Inany drag-based design, the blades can never move fasterthan the wind
. This turns out to be a critical concept for bothefficiency and the ease of generating electrical power.Lift-based wind turbines are the standard now, but lift con-cepts have been in use for thousands of years. Mariners asearly as 3200 BC used lift whenever they took a boat withsails out onto the water and turned the sails to give the boatmaximum speed. An airfoil shape (just like the cross sectionof an airplane wing) gives lift, and has a curved surface ontop. Air moves over the curved top of the airfoil faster than itdoes under the flat side on the bottom, which makes a lower  pressure area on top, and therefore an upward forcethatslift.

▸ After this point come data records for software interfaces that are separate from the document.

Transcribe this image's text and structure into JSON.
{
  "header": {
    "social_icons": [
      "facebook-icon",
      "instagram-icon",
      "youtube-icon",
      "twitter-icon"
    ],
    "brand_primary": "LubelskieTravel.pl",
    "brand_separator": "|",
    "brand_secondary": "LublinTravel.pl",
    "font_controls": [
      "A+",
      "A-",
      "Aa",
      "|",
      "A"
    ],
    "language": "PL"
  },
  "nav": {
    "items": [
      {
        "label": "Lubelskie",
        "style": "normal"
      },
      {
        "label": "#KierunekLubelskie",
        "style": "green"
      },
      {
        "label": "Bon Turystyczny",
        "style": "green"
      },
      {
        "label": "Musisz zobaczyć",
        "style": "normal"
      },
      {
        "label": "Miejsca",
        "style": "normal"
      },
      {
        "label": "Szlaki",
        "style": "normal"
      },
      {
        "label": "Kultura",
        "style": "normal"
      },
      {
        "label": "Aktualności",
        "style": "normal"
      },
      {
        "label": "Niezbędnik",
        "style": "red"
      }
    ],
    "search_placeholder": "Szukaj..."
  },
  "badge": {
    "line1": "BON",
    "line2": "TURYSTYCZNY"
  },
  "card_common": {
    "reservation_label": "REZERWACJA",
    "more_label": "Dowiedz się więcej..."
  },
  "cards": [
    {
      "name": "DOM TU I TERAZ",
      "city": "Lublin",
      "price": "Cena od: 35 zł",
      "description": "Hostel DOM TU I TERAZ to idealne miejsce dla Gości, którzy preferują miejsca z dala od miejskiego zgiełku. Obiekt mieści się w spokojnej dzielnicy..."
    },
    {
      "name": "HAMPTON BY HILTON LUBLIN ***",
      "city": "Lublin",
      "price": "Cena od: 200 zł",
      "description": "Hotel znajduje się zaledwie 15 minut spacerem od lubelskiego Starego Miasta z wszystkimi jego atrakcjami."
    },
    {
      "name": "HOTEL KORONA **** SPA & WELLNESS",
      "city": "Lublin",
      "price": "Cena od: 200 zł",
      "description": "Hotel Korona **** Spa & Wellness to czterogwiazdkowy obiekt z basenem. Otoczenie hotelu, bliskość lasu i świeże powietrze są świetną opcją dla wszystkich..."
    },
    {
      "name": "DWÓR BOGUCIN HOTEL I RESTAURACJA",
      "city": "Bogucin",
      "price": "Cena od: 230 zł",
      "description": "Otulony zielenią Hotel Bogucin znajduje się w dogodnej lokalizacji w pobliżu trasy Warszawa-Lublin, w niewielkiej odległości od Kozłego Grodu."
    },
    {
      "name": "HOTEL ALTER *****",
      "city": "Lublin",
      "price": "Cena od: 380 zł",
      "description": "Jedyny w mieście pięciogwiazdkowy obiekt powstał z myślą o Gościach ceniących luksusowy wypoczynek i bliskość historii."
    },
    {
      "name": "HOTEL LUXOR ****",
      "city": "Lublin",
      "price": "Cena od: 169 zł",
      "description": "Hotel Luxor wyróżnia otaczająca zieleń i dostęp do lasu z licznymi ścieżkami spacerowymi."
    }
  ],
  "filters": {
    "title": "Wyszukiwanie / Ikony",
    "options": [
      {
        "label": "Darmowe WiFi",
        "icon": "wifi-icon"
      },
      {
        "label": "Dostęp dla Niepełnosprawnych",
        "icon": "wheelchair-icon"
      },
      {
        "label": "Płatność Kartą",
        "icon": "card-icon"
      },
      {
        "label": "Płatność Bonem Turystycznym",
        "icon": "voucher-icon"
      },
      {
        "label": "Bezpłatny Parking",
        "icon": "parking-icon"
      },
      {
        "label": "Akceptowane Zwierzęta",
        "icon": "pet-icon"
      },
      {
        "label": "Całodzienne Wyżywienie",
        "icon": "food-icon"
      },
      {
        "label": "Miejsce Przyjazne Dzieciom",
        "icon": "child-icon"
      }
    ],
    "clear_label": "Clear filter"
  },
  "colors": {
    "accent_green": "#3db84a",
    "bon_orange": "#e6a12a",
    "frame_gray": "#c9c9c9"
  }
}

The key concept of lift and wind power is that
lift forcesallow the blade tips of a wind turbine to move fasterthan the wind is moving
.

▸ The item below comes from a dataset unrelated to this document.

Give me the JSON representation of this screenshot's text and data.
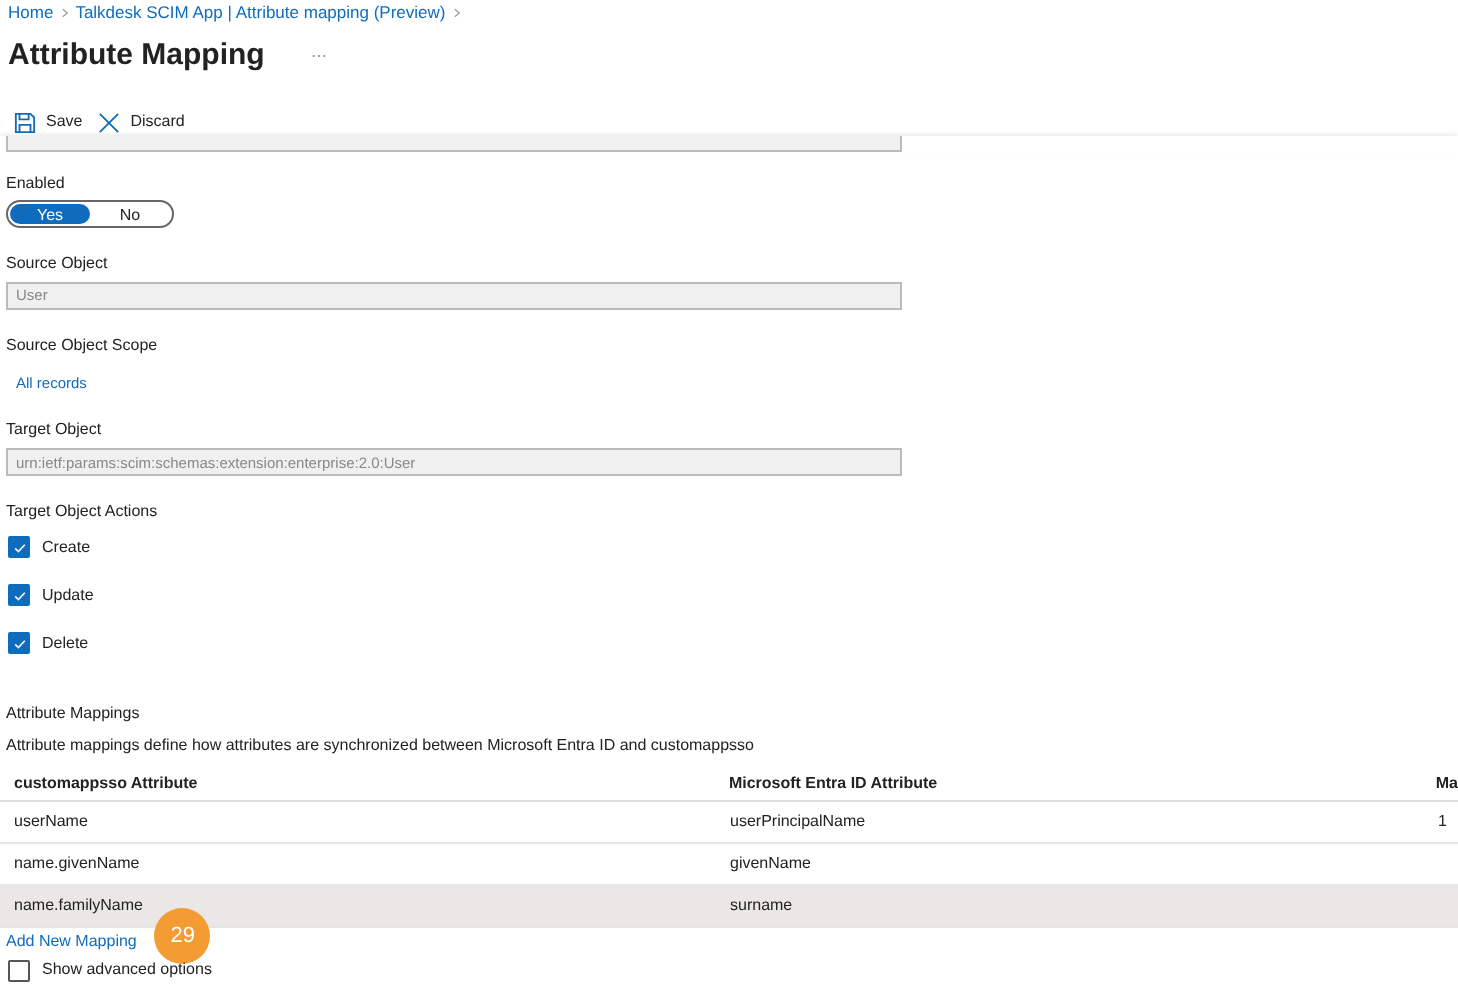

Continued on next page

Looking down on a Panemone
an early design of a drag-based machine(just like a steamboat paddle)
HORIZONTAL AXIS WIND TURBINES (HAWTs)and VERTICAL AXIS WIND TURBINES(VAWTs)

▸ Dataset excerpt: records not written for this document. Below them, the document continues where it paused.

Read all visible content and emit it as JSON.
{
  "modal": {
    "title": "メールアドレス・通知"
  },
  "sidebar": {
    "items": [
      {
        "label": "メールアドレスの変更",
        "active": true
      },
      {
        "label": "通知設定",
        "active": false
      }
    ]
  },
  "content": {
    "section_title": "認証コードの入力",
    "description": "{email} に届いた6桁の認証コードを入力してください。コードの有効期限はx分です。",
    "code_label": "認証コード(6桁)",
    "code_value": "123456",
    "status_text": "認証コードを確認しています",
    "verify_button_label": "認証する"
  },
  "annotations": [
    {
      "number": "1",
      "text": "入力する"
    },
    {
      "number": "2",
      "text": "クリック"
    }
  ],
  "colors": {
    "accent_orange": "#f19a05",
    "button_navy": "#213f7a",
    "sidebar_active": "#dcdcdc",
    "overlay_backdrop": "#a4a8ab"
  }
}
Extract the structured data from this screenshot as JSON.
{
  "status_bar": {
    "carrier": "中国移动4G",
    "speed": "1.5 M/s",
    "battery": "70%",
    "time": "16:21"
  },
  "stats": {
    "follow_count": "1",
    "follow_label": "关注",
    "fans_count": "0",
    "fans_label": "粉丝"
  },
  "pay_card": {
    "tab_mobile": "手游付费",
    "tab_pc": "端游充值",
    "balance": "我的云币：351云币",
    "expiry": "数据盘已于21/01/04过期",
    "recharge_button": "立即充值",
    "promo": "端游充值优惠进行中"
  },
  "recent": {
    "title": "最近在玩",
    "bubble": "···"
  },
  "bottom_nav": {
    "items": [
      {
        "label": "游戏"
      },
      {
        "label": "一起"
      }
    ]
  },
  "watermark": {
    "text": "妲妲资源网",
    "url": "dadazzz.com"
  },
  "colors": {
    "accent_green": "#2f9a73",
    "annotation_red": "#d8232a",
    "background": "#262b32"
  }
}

HAWTs are what most people first think of when someonesays windmill  blades moving perpendicular to the ground.In a VAWT, the blades move parallel to the ground. BothHAWTs and VAWTs can be either drag or lift based, thoughonly lift designs are commonly used as they are reasonablyefficient for electricity generation. Below are some commonlyseen wind power designs, and explanations of the principleson which they work.
Dutch HAWTs
While not exclusively Dutch in origin, these machines were built all over Europe for grinding grain, and the earliest oneswere drag-based.
The Maud Foster grain-grinding mill, Boston, England. Builtin 1819, and still used for grinding grain commercially (and asa great tourist attraction) today. Photo by Ron Fey
The Dutch made major improvements circa 1390 AD by in-corporating lift into the blade design. The machine was pointedinto the wind manually by the operator.in the wrong direction, against the wind. The earliest examplesof drag-based wind power design are grain grinding and wa-ter pumping machines from Persia and China, with recordsdating back to 500-1500 AD.